> **PROBLEM TO WORK ON**
Only the text of the entries below should be returned, exactly as given, without pictures.
Segment Start: SOURCE MATERIAL
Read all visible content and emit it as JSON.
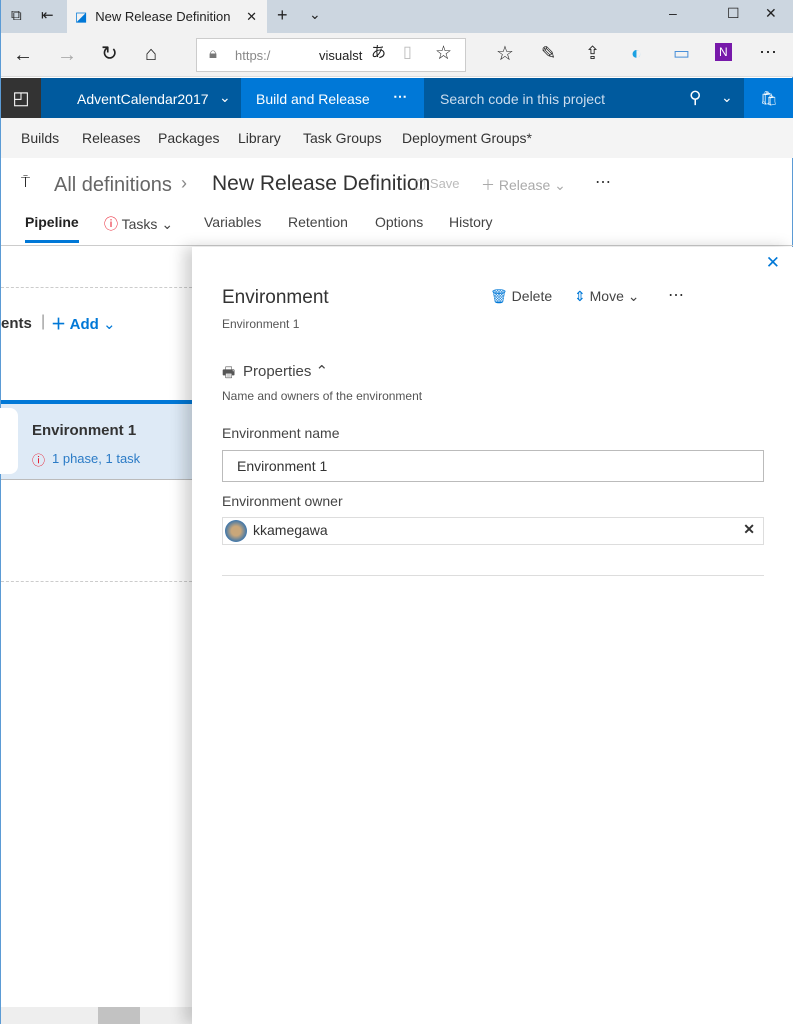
{
  "browser": {
    "tab_title": "New Release Definition",
    "url_prefix": "https:/",
    "url_host": "visualst"
  },
  "vsts": {
    "project": "AdventCalendar2017",
    "hub": "Build and Release",
    "search_placeholder": "Search code in this project",
    "colors": {
      "bar": "#005a9e",
      "active": "#0078d7"
    }
  },
  "hubs": [
    "Builds",
    "Releases",
    "Packages",
    "Library",
    "Task Groups",
    "Deployment Groups*"
  ],
  "header": {
    "breadcrumb": "All definitions",
    "title": "New Release Definition",
    "save": "Save",
    "release": "Release"
  },
  "tabs": [
    "Pipeline",
    "Tasks",
    "Variables",
    "Retention",
    "Options",
    "History"
  ],
  "pipeline": {
    "section_partial": "ents",
    "add": "Add",
    "env_name": "Environment 1",
    "env_summary": "1 phase, 1 task"
  },
  "panel": {
    "title": "Environment",
    "subtitle": "Environment 1",
    "delete": "Delete",
    "move": "Move",
    "properties": "Properties",
    "properties_desc": "Name and owners of the environment",
    "name_label": "Environment name",
    "name_value": "Environment 1",
    "owner_label": "Environment owner",
    "owner_value": "kkamegawa"
  }
}
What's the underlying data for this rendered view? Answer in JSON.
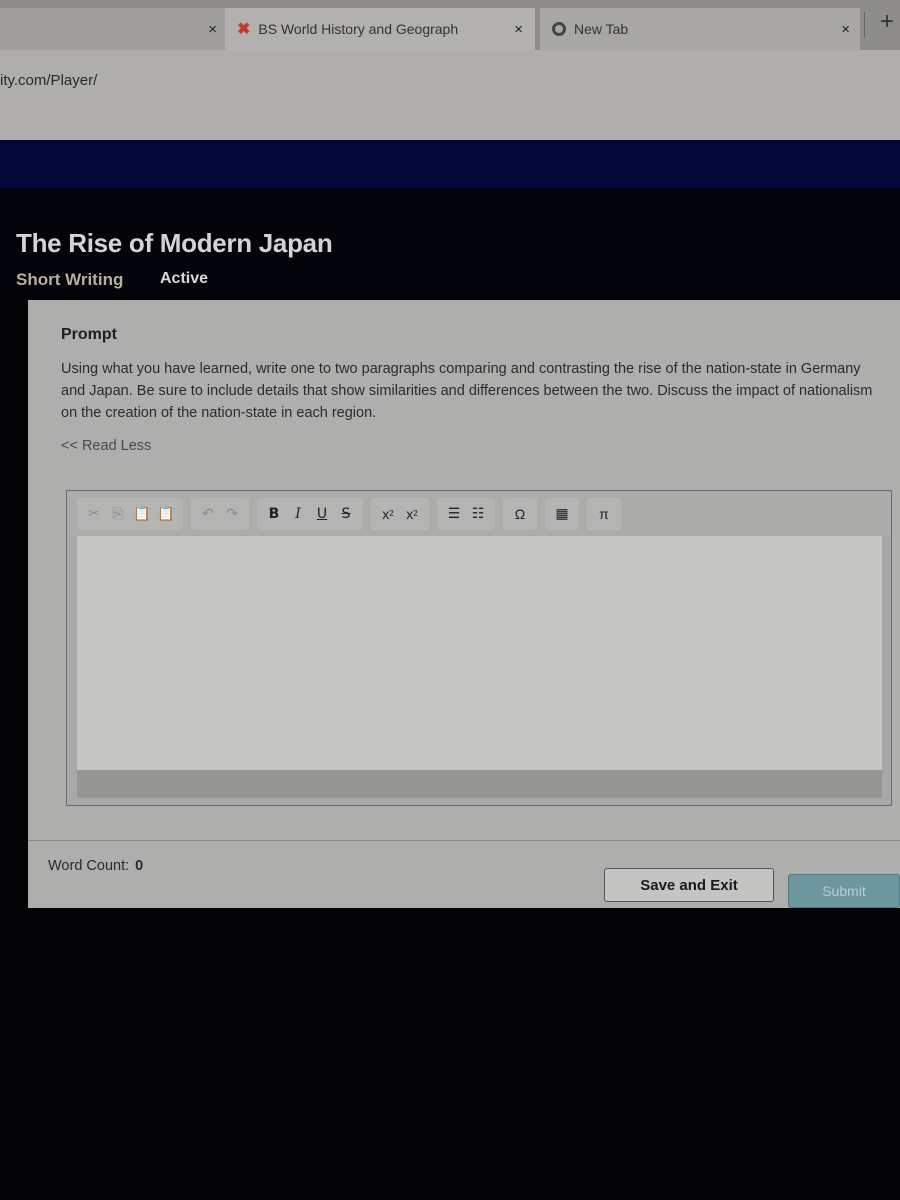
{
  "browser": {
    "tabs": [
      {
        "title": "",
        "icon": "blank-tab",
        "close_label": "×"
      },
      {
        "title": "BS World History and Geograph",
        "icon": "app-logo-x",
        "close_label": "×",
        "active": true
      },
      {
        "title": "New Tab",
        "icon": "chrome-icon",
        "close_label": "×"
      }
    ],
    "new_tab_label": "+",
    "url": "ity.com/Player/"
  },
  "header": {
    "title": "The Rise of Modern Japan",
    "activity_type": "Short Writing",
    "status": "Active"
  },
  "prompt": {
    "label": "Prompt",
    "text": "Using what you have learned, write one to two paragraphs comparing and contrasting the rise of the nation-state in Germany and Japan. Be sure to include details that show similarities and differences between the two. Discuss the impact of nationalism on the creation of the nation-state in each region.",
    "toggle_label": "<< Read Less"
  },
  "editor": {
    "toolbar": {
      "cut": "✂",
      "copy": "⎘",
      "paste": "📋",
      "paste_text": "📋",
      "undo": "↶",
      "redo": "↷",
      "bold": "B",
      "italic": "I",
      "underline": "U",
      "strike": "S",
      "subscript": "x",
      "superscript": "x",
      "numbered_list": "☰",
      "bullet_list": "☷",
      "special_char": "Ω",
      "table": "▦",
      "math": "π"
    },
    "content": ""
  },
  "footer": {
    "word_count_label": "Word Count:",
    "word_count": "0",
    "save_label": "Save and Exit",
    "submit_label": "Submit"
  },
  "colors": {
    "app_bar": "#03073a",
    "submit": "#6c979e"
  }
}
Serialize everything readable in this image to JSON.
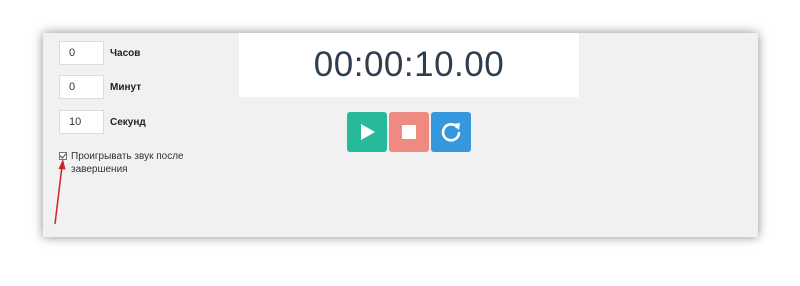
{
  "fields": {
    "hours": {
      "value": "0",
      "label": "Часов"
    },
    "minutes": {
      "value": "0",
      "label": "Минут"
    },
    "seconds": {
      "value": "10",
      "label": "Секунд"
    }
  },
  "sound_option": {
    "label": "Проигрывать звук после завершения",
    "checked": true
  },
  "timer": {
    "display": "00:00:10.00"
  },
  "controls": {
    "play": {
      "icon": "play-icon",
      "color": "#26b99a"
    },
    "stop": {
      "icon": "stop-icon",
      "color": "#ee8a7f"
    },
    "reset": {
      "icon": "reset-icon",
      "color": "#3598dc"
    }
  },
  "annotation": {
    "arrow_color": "#c62828"
  }
}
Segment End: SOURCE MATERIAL
> **WRITTEN SOLUTION**
Read all visible content and emit it as JSON.
{
  "browser": {
    "tab_title": "New Release Definition",
    "url_prefix": "https:/",
    "url_host": "visualst"
  },
  "vsts": {
    "project": "AdventCalendar2017",
    "hub": "Build and Release",
    "search_placeholder": "Search code in this project",
    "colors": {
      "bar": "#005a9e",
      "active": "#0078d7"
    }
  },
  "hubs": [
    "Builds",
    "Releases",
    "Packages",
    "Library",
    "Task Groups",
    "Deployment Groups*"
  ],
  "header": {
    "breadcrumb": "All definitions",
    "title": "New Release Definition",
    "save": "Save",
    "release": "Release"
  },
  "tabs": [
    "Pipeline",
    "Tasks",
    "Variables",
    "Retention",
    "Options",
    "History"
  ],
  "pipeline": {
    "section_partial": "ents",
    "add": "Add",
    "env_name": "Environment 1",
    "env_summary": "1 phase, 1 task"
  },
  "panel": {
    "title": "Environment",
    "subtitle": "Environment 1",
    "delete": "Delete",
    "move": "Move",
    "properties": "Properties",
    "properties_desc": "Name and owners of the environment",
    "name_label": "Environment name",
    "name_value": "Environment 1",
    "owner_label": "Environment owner",
    "owner_value": "kkamegawa"
  }
}
What's the underlying data for this rendered view? Answer in JSON.
{
  "browser": {
    "tabs": [
      {
        "title": "",
        "icon": "blank-tab",
        "close_label": "×"
      },
      {
        "title": "BS World History and Geograph",
        "icon": "app-logo-x",
        "close_label": "×",
        "active": true
      },
      {
        "title": "New Tab",
        "icon": "chrome-icon",
        "close_label": "×"
      }
    ],
    "new_tab_label": "+",
    "url": "ity.com/Player/"
  },
  "header": {
    "title": "The Rise of Modern Japan",
    "activity_type": "Short Writing",
    "status": "Active"
  },
  "prompt": {
    "label": "Prompt",
    "text": "Using what you have learned, write one to two paragraphs comparing and contrasting the rise of the nation-state in Germany and Japan. Be sure to include details that show similarities and differences between the two. Discuss the impact of nationalism on the creation of the nation-state in each region.",
    "toggle_label": "<< Read Less"
  },
  "editor": {
    "toolbar": {
      "cut": "✂",
      "copy": "⎘",
      "paste": "📋",
      "paste_text": "📋",
      "undo": "↶",
      "redo": "↷",
      "bold": "B",
      "italic": "I",
      "underline": "U",
      "strike": "S",
      "subscript": "x",
      "superscript": "x",
      "numbered_list": "☰",
      "bullet_list": "☷",
      "special_char": "Ω",
      "table": "▦",
      "math": "π"
    },
    "content": ""
  },
  "footer": {
    "word_count_label": "Word Count:",
    "word_count": "0",
    "save_label": "Save and Exit",
    "submit_label": "Submit"
  },
  "colors": {
    "app_bar": "#03073a",
    "submit": "#6c979e"
  }
}
Serialize everything readable in this image to JSON.
{
  "fields": {
    "hours": {
      "value": "0",
      "label": "Часов"
    },
    "minutes": {
      "value": "0",
      "label": "Минут"
    },
    "seconds": {
      "value": "10",
      "label": "Секунд"
    }
  },
  "sound_option": {
    "label": "Проигрывать звук после завершения",
    "checked": true
  },
  "timer": {
    "display": "00:00:10.00"
  },
  "controls": {
    "play": {
      "icon": "play-icon",
      "color": "#26b99a"
    },
    "stop": {
      "icon": "stop-icon",
      "color": "#ee8a7f"
    },
    "reset": {
      "icon": "reset-icon",
      "color": "#3598dc"
    }
  },
  "annotation": {
    "arrow_color": "#c62828"
  }
}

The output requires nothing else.